07.22.2007 - 2007-07-22 TORONTO: Air Canada Centre / The Police out in full force...
The Police out in full force...
Call it a Police escort. When a famously reunited British band played the first of two nights at Air Canada Centre, it was accompanied not by staff musicians or bought-and-paid-for backup singers, but by an arena-sized choir that had practised 23 years for the gig.
"The question is, Toronto," leader Sting asked early on, "are you ready to sing tonight?"
He had good reason to wonder.
The chorus of opening number 'Message in a Bottle', which, on earlier dates of the reunion tour, had fans participating in a cheerful, wavy drone, was met blankly by the Hogtown mutes on hand.
That was the exception, though, and not indicative of the crowd's spirited reaction over the course of 110 minutes and 20 songs.
The crowd eventually proved to be in "good voice," as judged by Sting, and often met his wordless calypso bellows. The Police pleased, not that there was much chance they would do anything but.
Were they recognizable after so long?
Yes and no. A set list of whopper hits was predictable - "You guys haven't changed a bit" might greet the threesome - but the renditions were not straight Xeroxes.
Although never straying too far from the their trademark light pop harmonies and succinct reggae rhythms, the trio did venture. 'When the World is Running Down, You Make the Best of What's Still Around' (the second half of a medley with 'Voices Inside My Head') was funky and jazzed. The Lolita-loving 'Don't Stand So Close to Me', written by former schoolteacher Sting, was mellowed and without its lewd edge.
However, a sprawling, athletic 'I Can't Stand Losing You' excited.

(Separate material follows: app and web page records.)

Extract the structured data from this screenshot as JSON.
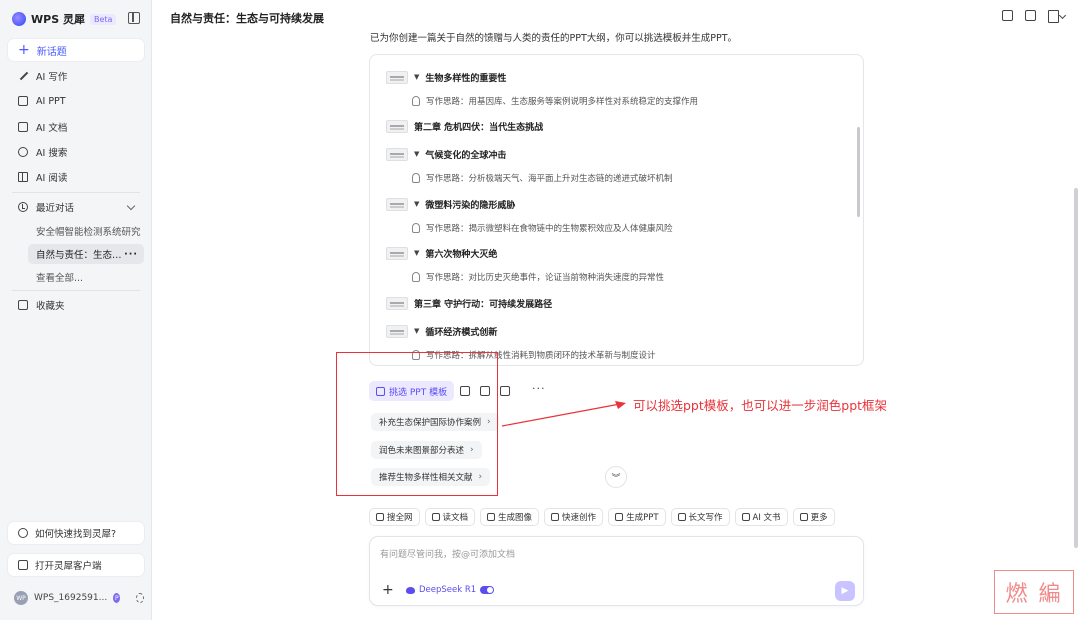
{
  "sidebar": {
    "brand": "WPS 灵犀",
    "beta": "Beta",
    "new_topic": "新话题",
    "nav": [
      {
        "label": "AI 写作",
        "icon": "pen-icon"
      },
      {
        "label": "AI PPT",
        "icon": "ppt-icon"
      },
      {
        "label": "AI 文档",
        "icon": "doc-icon"
      },
      {
        "label": "AI 搜索",
        "icon": "search-icon"
      },
      {
        "label": "AI 阅读",
        "icon": "book-icon"
      }
    ],
    "recent_label": "最近对话",
    "recent": [
      {
        "label": "安全帽智能检测系统研究"
      },
      {
        "label": "自然与责任：生态…",
        "active": true
      },
      {
        "label": "查看全部..."
      }
    ],
    "favorites": "收藏夹",
    "help": "如何快速找到灵犀?",
    "open_client": "打开灵犀客户端",
    "user": {
      "avatar": "WP",
      "name": "WPS_1692591...",
      "badge": "P"
    }
  },
  "main": {
    "title": "自然与责任：生态与可持续发展",
    "intro": "已为你创建一篇关于自然的馈赠与人类的责任的PPT大纲，你可以挑选模板并生成PPT。",
    "outline": [
      {
        "kind": "section",
        "text": "生物多样性的重要性"
      },
      {
        "kind": "hint",
        "text": "写作思路：用基因库、生态服务等案例说明多样性对系统稳定的支撑作用"
      },
      {
        "kind": "chapter",
        "text": "第二章 危机四伏：当代生态挑战"
      },
      {
        "kind": "section",
        "text": "气候变化的全球冲击"
      },
      {
        "kind": "hint",
        "text": "写作思路：分析极端天气、海平面上升对生态链的递进式破坏机制"
      },
      {
        "kind": "section",
        "text": "微塑料污染的隐形威胁"
      },
      {
        "kind": "hint",
        "text": "写作思路：揭示微塑料在食物链中的生物累积效应及人体健康风险"
      },
      {
        "kind": "section",
        "text": "第六次物种大灭绝"
      },
      {
        "kind": "hint",
        "text": "写作思路：对比历史灭绝事件，论证当前物种消失速度的异常性"
      },
      {
        "kind": "chapter",
        "text": "第三章 守护行动：可持续发展路径"
      },
      {
        "kind": "section",
        "text": "循环经济模式创新"
      },
      {
        "kind": "hint",
        "text": "写作思路：拆解从线性消耗到物质闭环的技术革新与制度设计"
      }
    ],
    "pick_template": "挑选 PPT 模板",
    "more": "···",
    "suggestions": [
      {
        "label": "补充生态保护国际协作案例",
        "arrow": "›"
      },
      {
        "label": "润色未来图景部分表述",
        "arrow": "›"
      },
      {
        "label": "推荐生物多样性相关文献",
        "arrow": "›"
      }
    ],
    "annotation": "可以挑选ppt模板，也可以进一步润色ppt框架",
    "scroll_down": "︾",
    "tools": [
      {
        "label": "搜全网"
      },
      {
        "label": "读文档"
      },
      {
        "label": "生成图像"
      },
      {
        "label": "快速创作"
      },
      {
        "label": "生成PPT"
      },
      {
        "label": "长文写作"
      },
      {
        "label": "AI 文书"
      },
      {
        "label": "更多"
      }
    ],
    "input_placeholder": "有问题尽管问我，按@可添加文档",
    "plus": "+",
    "model": "DeepSeek R1",
    "send": "▶"
  },
  "watermark": "燃 編",
  "colors": {
    "accent": "#5b4df0",
    "annotation": "#e8333a"
  }
}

The band was fit and spry, from the heroically-biceped Sting (who has not lost his distinctive high tenor), to the interested, nimble-fingered guitarist Andy Summers (he rescued 'Driven to Tears' with his committed soloing). Drummer Stewart Copeland, with headband and gloves, looked like an earnest soccer goalie.
Mr. Copeland's solo on 'Roxanne' was his big moment. A four-song encore followed ('King of Pain', 'So Lonely', a flaccid 'Every Breath You Take' and a furious, awkward 'Next to You')

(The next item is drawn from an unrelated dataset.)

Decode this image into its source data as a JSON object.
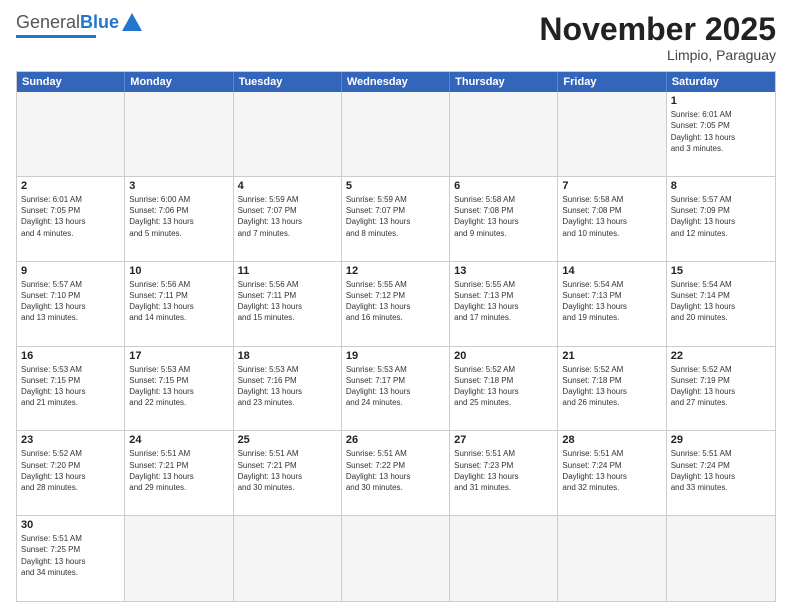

The subplot of this autumnal reunion has to do with the trio's often volatile relationship. Perhaps that's why a night-closing three-way handshake of triumph earned the evening's fullest applause.
Those arriving as opening act Fiction Plane muscled its way through a set of full-sized rock songs were bound to be confused initially, because the band was led by a singer with a most unmistakable voice.
Except that it was mistakable - belonging to Joe Sumner, and not his famous Pop, Sting.
Energetic, polished and mostly uninteresting, Fiction Plane failed to take off.
© The Globe & Mail by Brad Wheeler